REVIEW | doi:10.20944/preprints202112.0069.v1
Subject: Biology, Agricultural Sciences & Agronomy Keywords: microbiome; golf turf; turfgrasses; biocontrol; microbial communities; endophytes
Online: 6 December 2021 (12:19:16 CET)
Golf courses have a significant environmental impact. High water demands and the intensive use of agricultural chemicals have been a concern for decades and are therefore in the focus of efforts to make golf courses more environmentally sustainable. Products based on modifying or using plant-associated microbiota are one of the fastest growing sectors in agriculture, but their application on turfgrasses on golf courses is so far negligible. In this review, we summarize the limited knowledge on microbiomes of golf turf ecosystems and show that the lack of holistic studies addressing structure and function of golf turf microbiomes, including their responses to intense turf management procedures, is currently the main bottleneck for development and improvement of reliable, well-functioning microbial products. We further highlight the endosphere of turfgrasses, which is easily accessible for microbial cultivation through constant mowing, as the most stable and protected micro-environment.
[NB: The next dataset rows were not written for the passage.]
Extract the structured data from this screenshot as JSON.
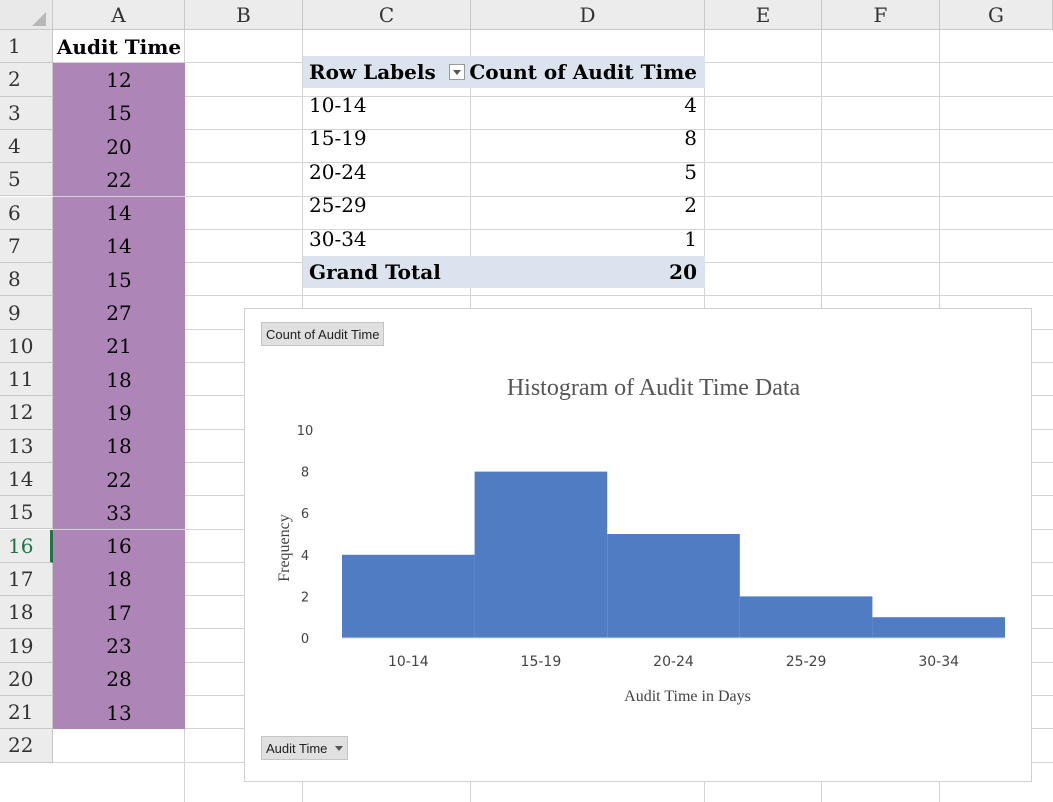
{
  "column_headers": [
    "A",
    "B",
    "C",
    "D",
    "E",
    "F",
    "G"
  ],
  "row_headers": [
    "1",
    "2",
    "3",
    "4",
    "5",
    "6",
    "7",
    "8",
    "9",
    "10",
    "11",
    "12",
    "13",
    "14",
    "15",
    "16",
    "17",
    "18",
    "19",
    "20",
    "21",
    "22"
  ],
  "active_row": "16",
  "column_a": {
    "header": "Audit Time",
    "values": [
      "12",
      "15",
      "20",
      "22",
      "14",
      "14",
      "15",
      "27",
      "21",
      "18",
      "19",
      "18",
      "22",
      "33",
      "16",
      "18",
      "17",
      "23",
      "28",
      "13"
    ]
  },
  "pivot": {
    "row_labels_header": "Row Labels",
    "count_header": "Count of Audit Time",
    "rows": [
      {
        "label": "10-14",
        "count": "4"
      },
      {
        "label": "15-19",
        "count": "8"
      },
      {
        "label": "20-24",
        "count": "5"
      },
      {
        "label": "25-29",
        "count": "2"
      },
      {
        "label": "30-34",
        "count": "1"
      }
    ],
    "grand_total_label": "Grand Total",
    "grand_total_value": "20"
  },
  "chart_buttons": {
    "value_field": "Count of Audit Time",
    "axis_field": "Audit Time"
  },
  "colors": {
    "column_a_fill": "#ad85b6",
    "pivot_header_fill": "#dbe4ee",
    "bar_fill": "#4f7cc3",
    "active_row_accent": "#217346"
  },
  "chart_data": {
    "type": "bar",
    "title": "Histogram of Audit Time Data",
    "xlabel": "Audit Time in Days",
    "ylabel": "Frequency",
    "categories": [
      "10-14",
      "15-19",
      "20-24",
      "25-29",
      "30-34"
    ],
    "values": [
      4,
      8,
      5,
      2,
      1
    ],
    "ylim": [
      0,
      10
    ],
    "yticks": [
      0,
      2,
      4,
      6,
      8,
      10
    ],
    "bar_gap": 0,
    "grid": false,
    "legend": "none"
  }
}
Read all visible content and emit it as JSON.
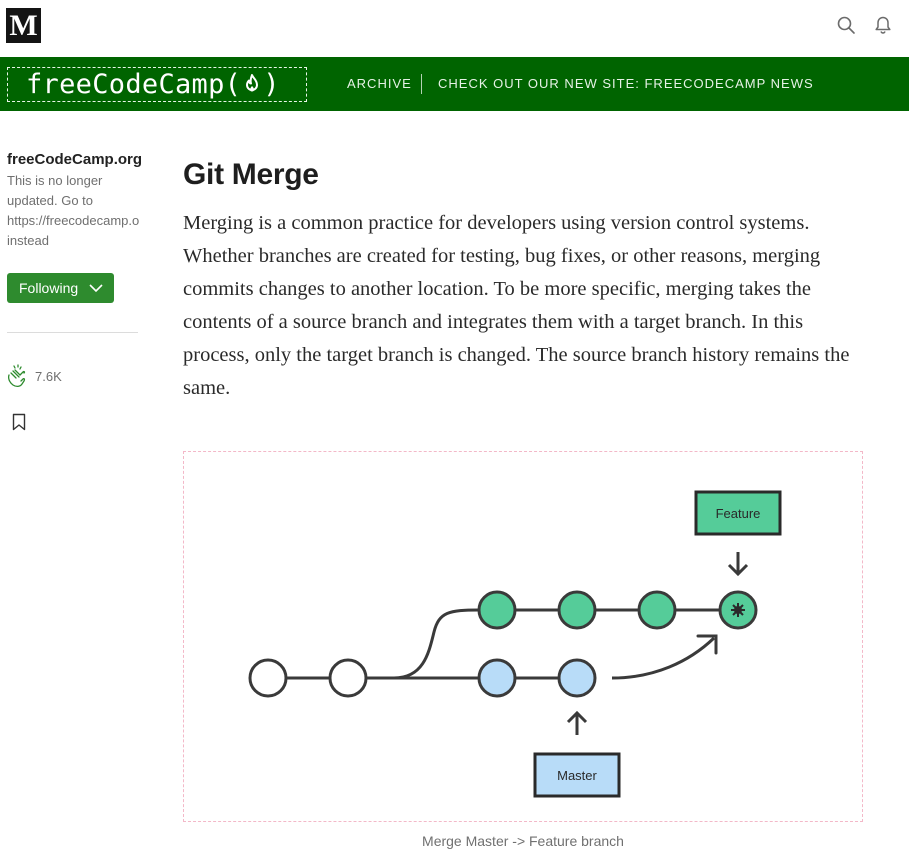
{
  "topbar": {
    "logo_letter": "M",
    "icons": [
      "search-icon",
      "bell-icon"
    ]
  },
  "navbar": {
    "brand_left": "freeCodeCamp(",
    "brand_right": ")",
    "brand_icon": "flame-icon",
    "links": [
      "ARCHIVE",
      "CHECK OUT OUR NEW SITE: FREECODECAMP NEWS"
    ],
    "color": "#006400"
  },
  "sidebar": {
    "publication": "freeCodeCamp.org",
    "description_lines": [
      "This is no longer",
      "updated. Go to",
      "https://freecodecamp.org/news",
      "instead"
    ],
    "follow_label": "Following",
    "clap_count": "7.6K",
    "accent": "#2e8b2e"
  },
  "article": {
    "title": "Git Merge",
    "paragraph": "Merging is a common practice for developers using version control systems. Whether branches are created for testing, bug fixes, or other reasons, merging commits changes to another location. To be more specific, merging takes the contents of a source branch and integrates them with a target branch. In this process, only the target branch is changed. The source branch history remains the same."
  },
  "figure": {
    "feature_label": "Feature",
    "master_label": "Master",
    "caption": "Merge Master -> Feature branch",
    "colors": {
      "feature": "#55cc99",
      "master": "#b8dcf8",
      "line": "#3a3a3a"
    }
  }
}
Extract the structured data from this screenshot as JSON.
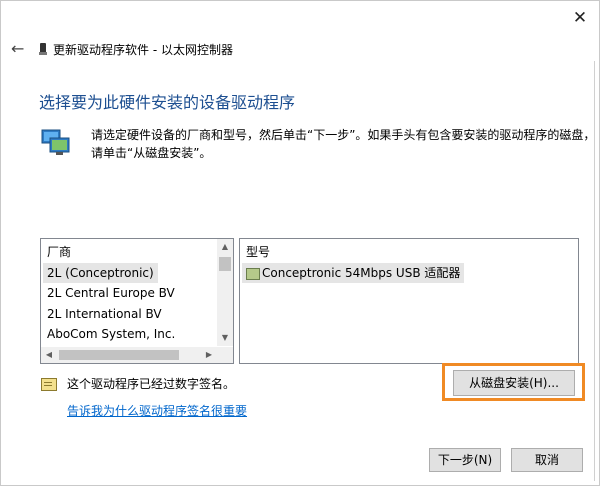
{
  "window": {
    "breadcrumb": "更新驱动程序软件 - 以太网控制器",
    "close_glyph": "✕",
    "back_glyph": "←"
  },
  "heading": "选择要为此硬件安装的设备驱动程序",
  "instructions": {
    "line1": "请选定硬件设备的厂商和型号，然后单击“下一步”。如果手头有包含要安装的驱动程序的磁盘，",
    "line2": "请单击“从磁盘安装”。"
  },
  "manufacturer_list": {
    "header": "厂商",
    "items": [
      "2L (Conceptronic)",
      "2L Central Europe BV",
      "2L International BV",
      "AboCom System, Inc."
    ],
    "selected_index": 0
  },
  "model_list": {
    "header": "型号",
    "items": [
      "Conceptronic 54Mbps USB 适配器"
    ]
  },
  "signature": {
    "text": "这个驱动程序已经过数字签名。",
    "link": "告诉我为什么驱动程序签名很重要"
  },
  "buttons": {
    "have_disk": "从磁盘安装(H)...",
    "next": "下一步(N)",
    "cancel": "取消"
  },
  "colors": {
    "heading": "#1d4f91",
    "link": "#0066cc",
    "highlight": "#f08a24"
  }
}
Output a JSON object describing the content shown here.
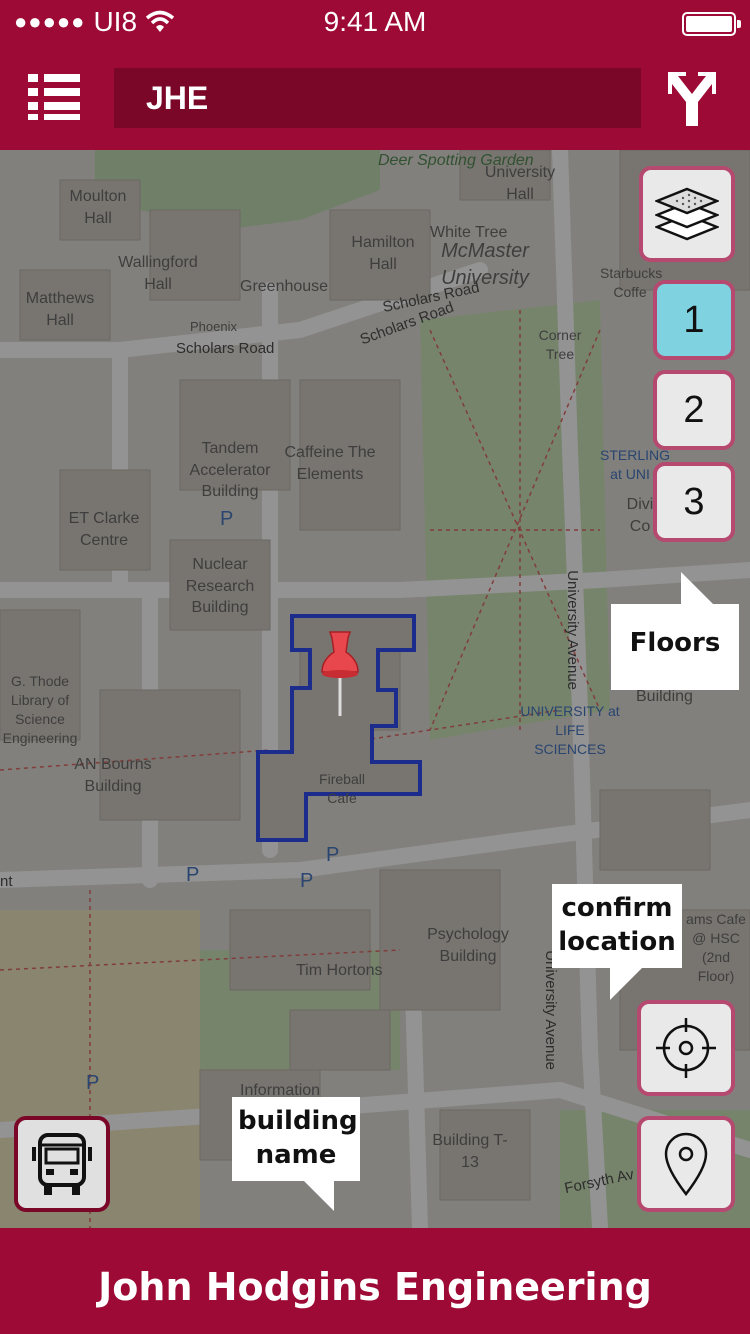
{
  "status_bar": {
    "carrier": "UI8",
    "signal_dots": "●●●●●",
    "time": "9:41 AM"
  },
  "nav": {
    "menu_icon": "list-icon",
    "search_value": "JHE",
    "directions_icon": "directions-icon"
  },
  "map": {
    "labels": {
      "deer_garden": "Deer Spotting Garden",
      "university_hall": "University Hall",
      "moulton_hall": "Moulton Hall",
      "wallingford_hall": "Wallingford Hall",
      "hamilton_hall": "Hamilton Hall",
      "white_tree": "White Tree",
      "mcmaster": "McMaster University",
      "greenhouse": "Greenhouse",
      "phoenix": "Phoenix",
      "matthews_hall": "Matthews Hall",
      "scholars_road_1": "Scholars Road",
      "scholars_road_2": "Scholars Road",
      "scholars_road_3": "Scholars Road",
      "starbucks": "Starbucks Coffe",
      "corner_tree": "Corner Tree",
      "tandem": "Tandem Accelerator Building",
      "caffeine": "Caffeine The Elements",
      "et_clarke": "ET Clarke Centre",
      "sterling": "STERLING at UNI",
      "divi": "Divi Co",
      "nuclear": "Nuclear Research Building",
      "university_avenue": "University Avenue",
      "thode": "G. Thode Library of Science Engineering",
      "building": "Building",
      "univ_life": "UNIVERSITY at LIFE SCIENCES",
      "an_bourns": "AN Bourns Building",
      "fireball": "Fireball Cafe",
      "psychology": "Psychology Building",
      "tim_hortons": "Tim Hortons",
      "information": "Information",
      "building_t13": "Building T-13",
      "forsyth": "Forsyth Av",
      "hsc_cafe": "ams Cafe @ HSC (2nd Floor)",
      "nt": "nt",
      "parking": "P"
    }
  },
  "controls": {
    "layers_icon": "layers-icon",
    "floors": [
      "1",
      "2",
      "3"
    ],
    "active_floor": "1",
    "locate_icon": "crosshair-icon",
    "pin_icon": "map-pin-icon",
    "bus_icon": "bus-icon"
  },
  "callouts": {
    "floors": "Floors",
    "confirm_line1": "confirm",
    "confirm_line2": "location",
    "building_line1": "building",
    "building_line2": "name"
  },
  "bottom_bar": {
    "building_name": "John Hodgins Engineering"
  },
  "colors": {
    "brand": "#9d0a35",
    "brand_dark": "#7a0628",
    "active_floor": "#7fd3e0",
    "outline": "#1030f0",
    "button_border": "#b6496f"
  }
}
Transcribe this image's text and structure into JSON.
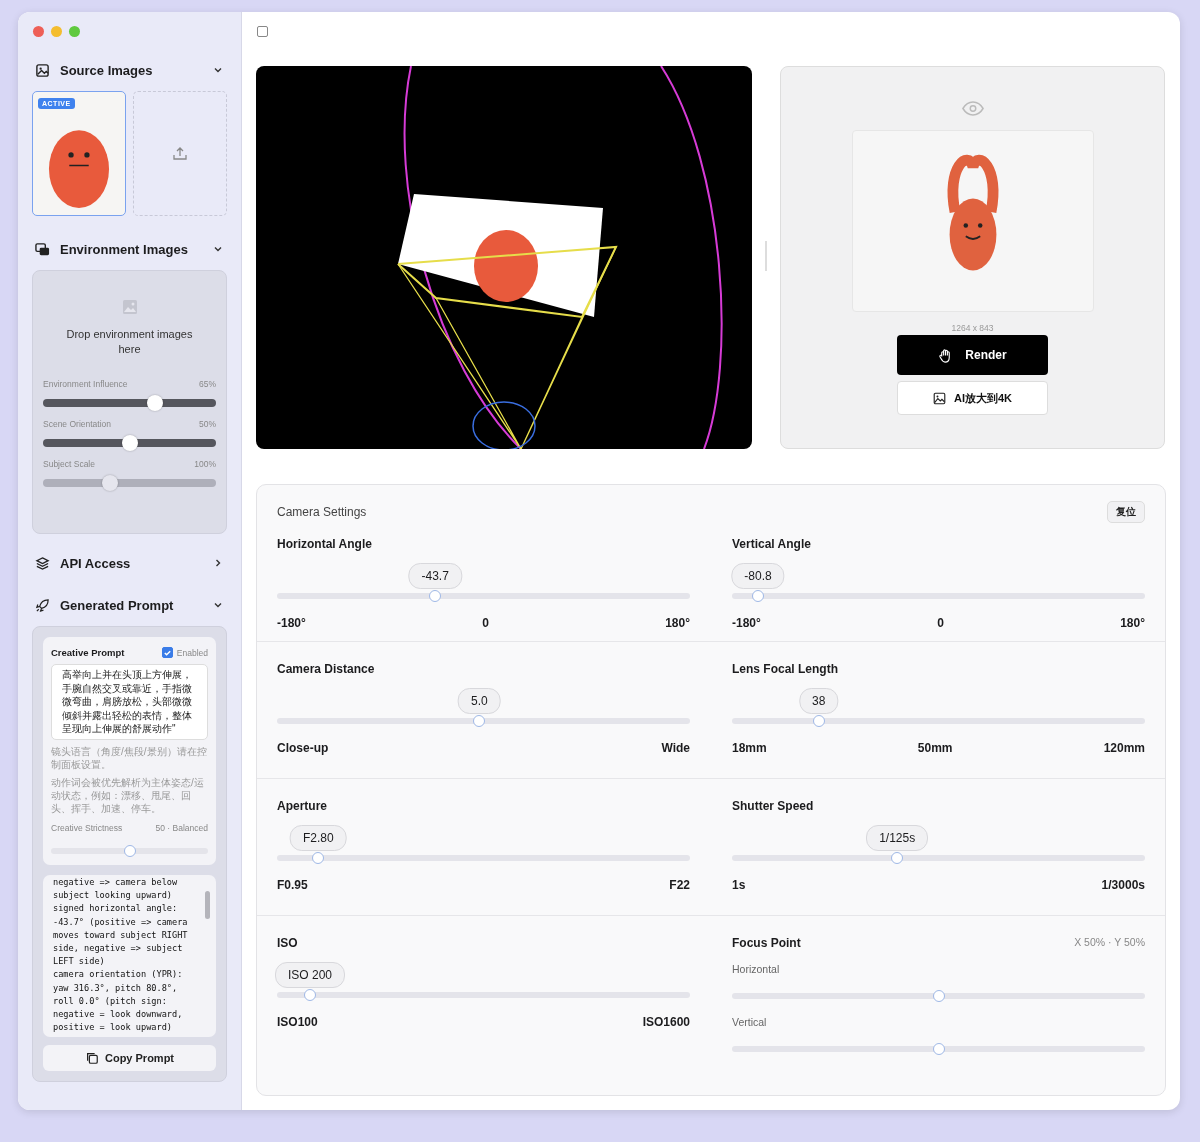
{
  "sidebar": {
    "source_images": {
      "title": "Source Images",
      "expanded": true,
      "thumbnails": [
        {
          "badge": "ACTIVE",
          "selected": true
        }
      ]
    },
    "environment_images": {
      "title": "Environment Images",
      "expanded": true,
      "dropzone_text": "Drop environment images here",
      "sliders": [
        {
          "label": "Environment Influence",
          "reading": "65%",
          "level": 0.65,
          "disabled": false
        },
        {
          "label": "Scene Orientation",
          "reading": "50%",
          "level": 0.5,
          "disabled": false
        },
        {
          "label": "Subject Scale",
          "reading": "100%",
          "level": 0.39,
          "disabled": true
        }
      ]
    },
    "api_access": {
      "title": "API Access",
      "expanded": false
    },
    "generated_prompt": {
      "title": "Generated Prompt",
      "expanded": true,
      "creative_prompt": {
        "title": "Creative Prompt",
        "enabled": {
          "label": "Enabled",
          "checked": true
        },
        "text": "高举向上并在头顶上方伸展，手腕自然交叉或靠近，手指微微弯曲，肩膀放松，头部微微倾斜并露出轻松的表情，整体呈现向上伸展的舒展动作\"",
        "notes": [
          "镜头语言（角度/焦段/景别）请在控制面板设置。",
          "动作词会被优先解析为主体姿态/运动状态，例如：漂移、甩尾、回头、挥手、加速、停车。"
        ],
        "strictness": {
          "label": "Creative Strictness",
          "reading": "50 · Balanced",
          "level": 0.5
        }
      },
      "output_lines": [
        "negative => camera below",
        "subject looking upward)",
        "signed horizontal angle:",
        "-43.7° (positive => camera",
        "moves toward subject RIGHT",
        "side, negative => subject",
        "LEFT side)",
        "camera orientation (YPR):",
        "yaw 316.3°, pitch 80.8°,",
        "roll 0.0° (pitch sign:",
        "negative = look downward,",
        "positive = look upward)"
      ],
      "copy_button": "Copy Prompt"
    }
  },
  "view_toggle": {
    "checked": false
  },
  "preview": {
    "image_size": "1264 x 843",
    "render_button": "Render",
    "upscale_button": "AI放大到4K"
  },
  "camera_settings": {
    "title": "Camera Settings",
    "reset_button": "复位",
    "controls": [
      {
        "kind": "slider",
        "label": "Horizontal Angle",
        "reading": "-43.7",
        "level": 0.383,
        "ticks": [
          "-180°",
          "0",
          "180°"
        ]
      },
      {
        "kind": "slider",
        "label": "Vertical Angle",
        "reading": "-80.8",
        "level": 0.063,
        "ticks": [
          "-180°",
          "0",
          "180°"
        ]
      },
      {
        "kind": "slider",
        "label": "Camera Distance",
        "reading": "5.0",
        "level": 0.49,
        "ticks": [
          "Close-up",
          "Wide"
        ]
      },
      {
        "kind": "slider",
        "label": "Lens Focal Length",
        "reading": "38",
        "level": 0.21,
        "ticks": [
          "18mm",
          "50mm",
          "120mm"
        ]
      },
      {
        "kind": "slider",
        "label": "Aperture",
        "reading": "F2.80",
        "level": 0.1,
        "ticks": [
          "F0.95",
          "F22"
        ]
      },
      {
        "kind": "slider",
        "label": "Shutter Speed",
        "reading": "1/125s",
        "level": 0.4,
        "ticks": [
          "1s",
          "1/3000s"
        ]
      },
      {
        "kind": "slider",
        "label": "ISO",
        "reading": "ISO 200",
        "level": 0.08,
        "ticks": [
          "ISO100",
          "ISO1600"
        ]
      },
      {
        "kind": "focus",
        "label": "Focus Point",
        "reading": "X 50% · Y 50%",
        "axes": [
          {
            "label": "Horizontal",
            "level": 0.5
          },
          {
            "label": "Vertical",
            "level": 0.5
          }
        ]
      }
    ]
  }
}
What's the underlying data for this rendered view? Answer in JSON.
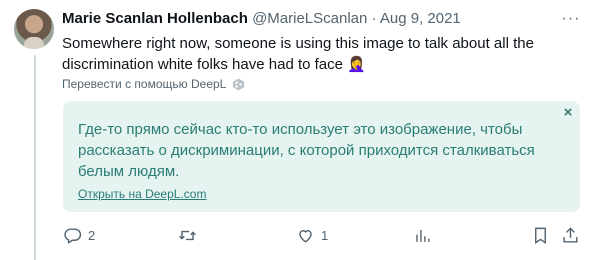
{
  "tweet": {
    "author_name": "Marie Scanlan Hollenbach",
    "handle": "@MarieLScanlan",
    "separator": "·",
    "date": "Aug 9, 2021",
    "text": "Somewhere right now, someone is using this image to talk about all the discrimination white folks have had to face 🤦‍♀️",
    "more_icon": "···"
  },
  "translation": {
    "translate_link": "Перевести с помощью DeepL",
    "translated_text": "Где-то прямо сейчас кто-то использует это изображение, чтобы рассказать о дискриминации, с которой приходится сталкиваться белым людям.",
    "open_link": "Открыть на DeepL.com",
    "close_icon": "×"
  },
  "actions": {
    "reply_count": "2",
    "like_count": "1"
  },
  "colors": {
    "text": "#0f1419",
    "muted": "#536471",
    "translation_bg": "#e6f4f1",
    "translation_text": "#2a7d74"
  }
}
Many grass species do possess endophytic bacteria and fungi that have shown to improve the plants’ resistance towards microbial pathogens and insect pests, and several products using endophyte-enhanced grass varieties are commercially successful. We anticipated that this trend would tee-off on golf courses, too, once a more comprehensive understanding of golf turf microbiomes is available.